On Friday, May 10, our California condor chick Cuyamaca received its first health exam. We normally conduct this exam at around 45 days of age. The goal was to obtain a blood sample for our labs, administer a vaccine for West Nile virus, inject a microchip for identification, and weigh Cuyamaca, the chick who can be viewed on our popular Condor Cam.
The first step in this process is to separate the parents from the chick. Of course, father Sisquoc and mother Shatash don’t want any invaders in the nest and do their best to defend the chick and keep it safe, as all good parents do. Adjacent to the flight pen, we have a shift pen, used to safely and calmly move an animal from one area to another. We offer all of the condors’ diet in the shift pen, so Sisquoc and Shatash are very comfortable entering it for every meal. We shifted Sisquoc into the pen and kept him there until after the exam. From his shift pen, he cannot see the nest area, so he was unaware that we were even in his nest, thus keeping him very calm. He ate and waited patiently until he had access back into his flight pen.

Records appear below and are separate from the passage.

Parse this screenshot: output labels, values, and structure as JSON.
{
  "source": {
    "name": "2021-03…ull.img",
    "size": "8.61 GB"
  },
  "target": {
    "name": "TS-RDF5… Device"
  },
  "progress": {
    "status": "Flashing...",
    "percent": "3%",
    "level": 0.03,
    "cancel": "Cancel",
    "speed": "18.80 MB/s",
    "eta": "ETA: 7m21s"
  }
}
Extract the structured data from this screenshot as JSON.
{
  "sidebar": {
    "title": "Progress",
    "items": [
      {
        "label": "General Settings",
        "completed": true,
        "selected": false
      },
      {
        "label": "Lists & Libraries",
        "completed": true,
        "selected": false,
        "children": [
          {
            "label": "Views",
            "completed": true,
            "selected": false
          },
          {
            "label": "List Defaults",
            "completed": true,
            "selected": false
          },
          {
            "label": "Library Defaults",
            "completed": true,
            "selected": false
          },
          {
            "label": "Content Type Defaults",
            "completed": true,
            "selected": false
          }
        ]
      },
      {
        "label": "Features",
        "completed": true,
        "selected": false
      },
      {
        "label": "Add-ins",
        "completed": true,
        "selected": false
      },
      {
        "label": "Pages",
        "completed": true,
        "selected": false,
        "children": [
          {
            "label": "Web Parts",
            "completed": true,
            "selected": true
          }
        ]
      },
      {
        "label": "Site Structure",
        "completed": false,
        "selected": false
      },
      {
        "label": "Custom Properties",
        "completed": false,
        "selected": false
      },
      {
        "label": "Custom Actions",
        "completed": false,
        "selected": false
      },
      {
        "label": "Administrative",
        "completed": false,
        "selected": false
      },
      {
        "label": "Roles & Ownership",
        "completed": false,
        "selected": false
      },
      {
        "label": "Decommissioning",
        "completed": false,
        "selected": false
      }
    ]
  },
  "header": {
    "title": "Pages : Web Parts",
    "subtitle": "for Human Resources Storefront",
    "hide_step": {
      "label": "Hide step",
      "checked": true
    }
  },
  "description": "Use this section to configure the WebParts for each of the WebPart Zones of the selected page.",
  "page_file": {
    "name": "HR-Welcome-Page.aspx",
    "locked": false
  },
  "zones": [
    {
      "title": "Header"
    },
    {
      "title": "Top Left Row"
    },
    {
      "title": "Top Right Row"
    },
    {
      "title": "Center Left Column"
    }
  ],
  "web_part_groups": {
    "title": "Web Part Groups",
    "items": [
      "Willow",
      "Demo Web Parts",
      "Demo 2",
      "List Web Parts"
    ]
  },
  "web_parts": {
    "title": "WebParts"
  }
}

Shatash was not shifted and was able to see us go into her nest. We posted one keeper in the nest entryway to keep Shatash out while another keeper entered the nest and covered little Cuyamaca with a towel. This is the first time that Cuyamaca had ever seen a person and thus was understandably nervous and defensive, hissing and lunging at the intruder. Once under the cover of the towel, Cuyamaca could not see and calmed down. The chick was then brought into the adjoining vestibule where our veterinarian staff was waiting.
First, the veterinarian obtained a blood sample from Cuyamaca’s leg. This sample is sent to the lab to make sure the chick is healthy. Also, our geneticists can determine if Cuyamaca is male or female from this sample.
Next, a vaccine for West Nile virus was administered. Then a microchip was injected under Cuyamaca’s skin. This chip is a form of identification. It’s the same kind of chip you can get for your dog or cat from your veterinarian. The veterinarian then gave a quick health assessment, checking Cuyamaca’s eyes, nares (nostrils), beak, feet, legs, wings, and abdomen. Lastly, we weighed Cuyamaca to make sure it was growing on schedule.
While the exam took place, a third keeper was able to enter the nest to clean the camera domes and make sure there were no hazards in the nest cavity. The whole exam, from capture to release, took approximately 15 minutes.
Once the exam was over, Cuyamaca was returned to the nest and Shatash was allowed to approach and check on her chick. As previously mentioned, Cuyamaca was rightfully disturbed by this process, despite our best intentions to minimize stress. Although we feel bad that Cuyamaca was so nervous, it is actually good for the chick to not be comfortable in our presence. We have to keep in mind that we don’t want Cuyamaca to become accustomed to or feel reassured by humans; we want it to be a wild condor, uninterested and wary of humans, so that it may someday fly free in California, Arizona, or Mexico. Condors that show an affinity for humans seldom survive in the wild.
For several minutes, Cuyamaca showed a defensive posture, hissing at everything it saw, even its mother. Shatash slowly approached her chick and nervously preened it, eventually soothing it. That is the reason we shifted only one parent; we wanted the other parent present to calm the chick after the exam. About 10 minutes later, Cuyamaca was showing proper begging behavior, resulting in a feeding session from Shatash. With everyone appearing calmer, Sisquoc was let out of his shift pen. Approximately 20 minutes after that, he also went in to feed Cuyamaca. If he was alerted to our presence and was upset, he would have immediately entered the nest to check on his chick.
So far, the health exam looks to have been successful. The blood work showed that Cuyamaca is healthy. The chick’s eyes and nares were clear, the feet, legs, and wings were solid, and vitality was very strong. Cuyamaca weighed 7.7 pounds (3.55 kilograms) and was approximately the size of a bowling ball. We have yet to receive the sex results from the Genetics Lab, but when we do, we’ll let you know if Cuyamaca is a male or a female.